There are many forms of PR. Don’t get bogged down by the technicalities. The important thing is to adopt some form of PR.

It is important that one does not confuse PR with Alternative Vote (AV). AV is also known as ranked ballots, preferential ballots. AV is not PR. Watch video on Youtube explaining AV.

The Liberal Party of Canada (LPC) favors AV because it benefits them the most. The LPC won 184 seats in the 2015 election. They won a majority (54% of total seats) in Parliament with just 40% of the popular vote. Again, this is unfair. If AV was used, they would have won 224 seats  (66% of total seats).3  As you can clearly see, AV is even more unfair.

The Green Party won 1 seat in the last election. Under PR, they would have won 12 seats. Under AV, they would have won 1 seat. This is grossly unrepresentative of how Canadians cast their votes. The AV projected results were calculated by Eric Grenier at CBC. They are based on second choice polls done at the end of the election campaign in 2015

Leadnow is also currently running a campaign calling for the government to adopt proportional representation.

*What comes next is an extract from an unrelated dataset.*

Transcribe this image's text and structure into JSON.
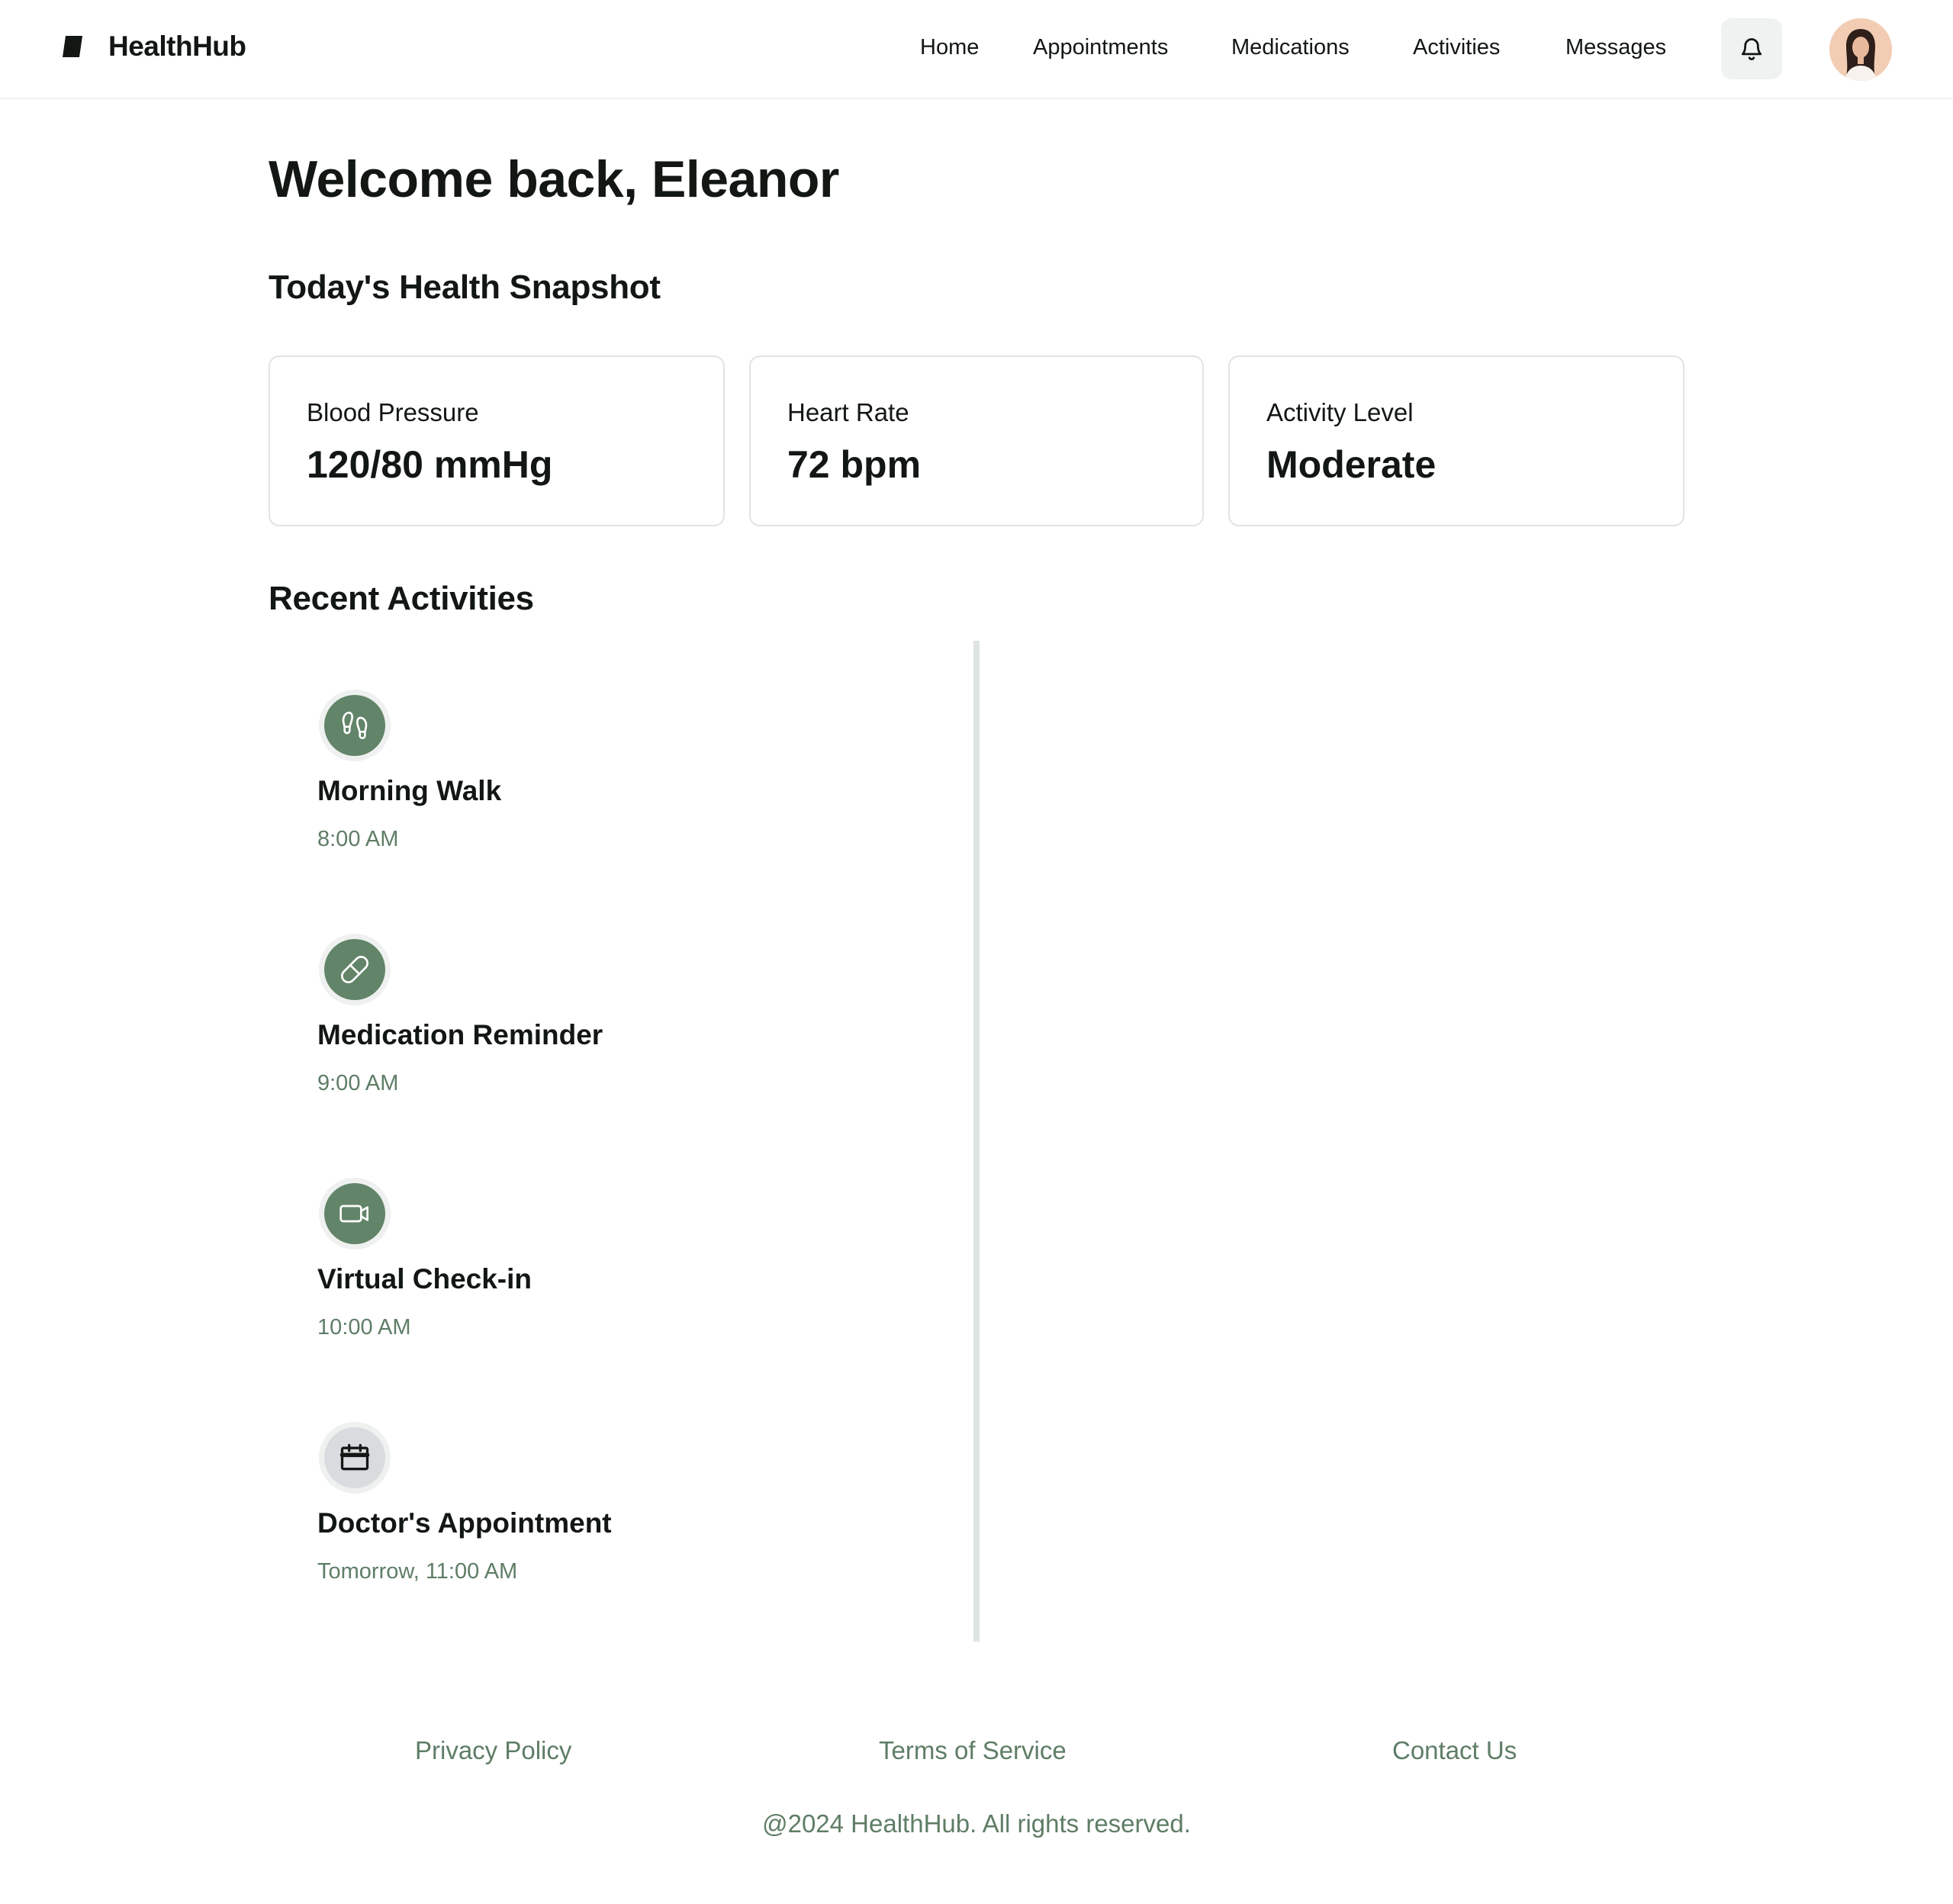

According to a poll conducted by Leadnow in 2013, 70% of Canadians polled supported some type of PR. Please sign the petition at Leadnow. Share the link with your friends.

PR is supported by Greenpeace, Canadian Unitarians for Social Justice, the Council of Canadians, Democracy Watch, University of Montreal and many other organizations.


  1. Canada Elections Results. Information Service. Parliament of Canada.
  2. Electoral Systems. The Electoral Knowledge Network
  3. Change to preferential ballot would benefit Liberals. CBC News.